From the first line to the last, copy the data exactly.

(Data extracted from a collection)
....

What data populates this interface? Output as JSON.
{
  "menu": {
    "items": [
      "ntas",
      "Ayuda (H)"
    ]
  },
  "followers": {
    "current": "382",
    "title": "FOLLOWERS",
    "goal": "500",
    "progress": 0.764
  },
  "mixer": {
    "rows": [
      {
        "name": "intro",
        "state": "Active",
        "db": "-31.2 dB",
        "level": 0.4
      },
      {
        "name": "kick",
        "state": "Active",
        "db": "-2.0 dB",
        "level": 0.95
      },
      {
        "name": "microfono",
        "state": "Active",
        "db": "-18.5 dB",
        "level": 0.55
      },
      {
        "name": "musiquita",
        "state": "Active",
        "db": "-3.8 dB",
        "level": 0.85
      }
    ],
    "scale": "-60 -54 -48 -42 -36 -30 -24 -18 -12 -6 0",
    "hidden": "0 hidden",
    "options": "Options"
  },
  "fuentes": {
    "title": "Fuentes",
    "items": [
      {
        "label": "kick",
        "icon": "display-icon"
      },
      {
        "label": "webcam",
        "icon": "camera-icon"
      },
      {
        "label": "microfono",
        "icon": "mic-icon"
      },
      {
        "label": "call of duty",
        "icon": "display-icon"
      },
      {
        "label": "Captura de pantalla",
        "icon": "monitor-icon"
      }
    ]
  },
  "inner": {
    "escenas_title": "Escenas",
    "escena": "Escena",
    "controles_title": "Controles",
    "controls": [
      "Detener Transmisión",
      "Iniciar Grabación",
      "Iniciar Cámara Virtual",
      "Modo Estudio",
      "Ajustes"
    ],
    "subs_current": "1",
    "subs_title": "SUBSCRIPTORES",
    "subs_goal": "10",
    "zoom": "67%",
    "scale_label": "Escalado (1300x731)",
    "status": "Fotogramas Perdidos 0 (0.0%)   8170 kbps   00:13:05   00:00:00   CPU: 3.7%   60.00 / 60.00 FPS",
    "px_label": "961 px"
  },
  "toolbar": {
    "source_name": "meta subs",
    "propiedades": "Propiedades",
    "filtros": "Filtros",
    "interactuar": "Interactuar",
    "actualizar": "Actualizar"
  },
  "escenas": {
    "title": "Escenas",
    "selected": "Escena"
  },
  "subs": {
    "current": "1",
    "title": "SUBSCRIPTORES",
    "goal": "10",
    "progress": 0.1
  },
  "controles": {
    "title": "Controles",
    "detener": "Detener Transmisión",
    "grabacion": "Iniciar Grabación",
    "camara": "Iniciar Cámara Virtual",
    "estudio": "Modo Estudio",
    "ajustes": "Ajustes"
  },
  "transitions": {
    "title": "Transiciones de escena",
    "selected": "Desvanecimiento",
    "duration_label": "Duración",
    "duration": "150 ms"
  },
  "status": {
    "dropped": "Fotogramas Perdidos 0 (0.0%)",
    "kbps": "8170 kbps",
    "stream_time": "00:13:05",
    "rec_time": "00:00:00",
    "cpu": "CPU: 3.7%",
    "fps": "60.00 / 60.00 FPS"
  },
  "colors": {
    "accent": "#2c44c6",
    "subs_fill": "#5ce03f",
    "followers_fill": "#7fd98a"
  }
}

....

§ REPLY TO THE TASK
What data populates this interface? Output as JSON.
{
  "menu": {
    "items": [
      "ntas",
      "Ayuda (H)"
    ]
  },
  "followers": {
    "current": "382",
    "title": "FOLLOWERS",
    "goal": "500",
    "progress": 0.764
  },
  "mixer": {
    "rows": [
      {
        "name": "intro",
        "state": "Active",
        "db": "-31.2 dB",
        "level": 0.4
      },
      {
        "name": "kick",
        "state": "Active",
        "db": "-2.0 dB",
        "level": 0.95
      },
      {
        "name": "microfono",
        "state": "Active",
        "db": "-18.5 dB",
        "level": 0.55
      },
      {
        "name": "musiquita",
        "state": "Active",
        "db": "-3.8 dB",
        "level": 0.85
      }
    ],
    "scale": "-60 -54 -48 -42 -36 -30 -24 -18 -12 -6 0",
    "hidden": "0 hidden",
    "options": "Options"
  },
  "fuentes": {
    "title": "Fuentes",
    "items": [
      {
        "label": "kick",
        "icon": "display-icon"
      },
      {
        "label": "webcam",
        "icon": "camera-icon"
      },
      {
        "label": "microfono",
        "icon": "mic-icon"
      },
      {
        "label": "call of duty",
        "icon": "display-icon"
      },
      {
        "label": "Captura de pantalla",
        "icon": "monitor-icon"
      }
    ]
  },
  "inner": {
    "escenas_title": "Escenas",
    "escena": "Escena",
    "controles_title": "Controles",
    "controls": [
      "Detener Transmisión",
      "Iniciar Grabación",
      "Iniciar Cámara Virtual",
      "Modo Estudio",
      "Ajustes"
    ],
    "subs_current": "1",
    "subs_title": "SUBSCRIPTORES",
    "subs_goal": "10",
    "zoom": "67%",
    "scale_label": "Escalado (1300x731)",
    "status": "Fotogramas Perdidos 0 (0.0%)   8170 kbps   00:13:05   00:00:00   CPU: 3.7%   60.00 / 60.00 FPS",
    "px_label": "961 px"
  },
  "toolbar": {
    "source_name": "meta subs",
    "propiedades": "Propiedades",
    "filtros": "Filtros",
    "interactuar": "Interactuar",
    "actualizar": "Actualizar"
  },
  "escenas": {
    "title": "Escenas",
    "selected": "Escena"
  },
  "subs": {
    "current": "1",
    "title": "SUBSCRIPTORES",
    "goal": "10",
    "progress": 0.1
  },
  "controles": {
    "title": "Controles",
    "detener": "Detener Transmisión",
    "grabacion": "Iniciar Grabación",
    "camara": "Iniciar Cámara Virtual",
    "estudio": "Modo Estudio",
    "ajustes": "Ajustes"
  },
  "transitions": {
    "title": "Transiciones de escena",
    "selected": "Desvanecimiento",
    "duration_label": "Duración",
    "duration": "150 ms"
  },
  "status": {
    "dropped": "Fotogramas Perdidos 0 (0.0%)",
    "kbps": "8170 kbps",
    "stream_time": "00:13:05",
    "rec_time": "00:00:00",
    "cpu": "CPU: 3.7%",
    "fps": "60.00 / 60.00 FPS"
  },
  "colors": {
    "accent": "#2c44c6",
    "subs_fill": "#5ce03f",
    "followers_fill": "#7fd98a"
  }
}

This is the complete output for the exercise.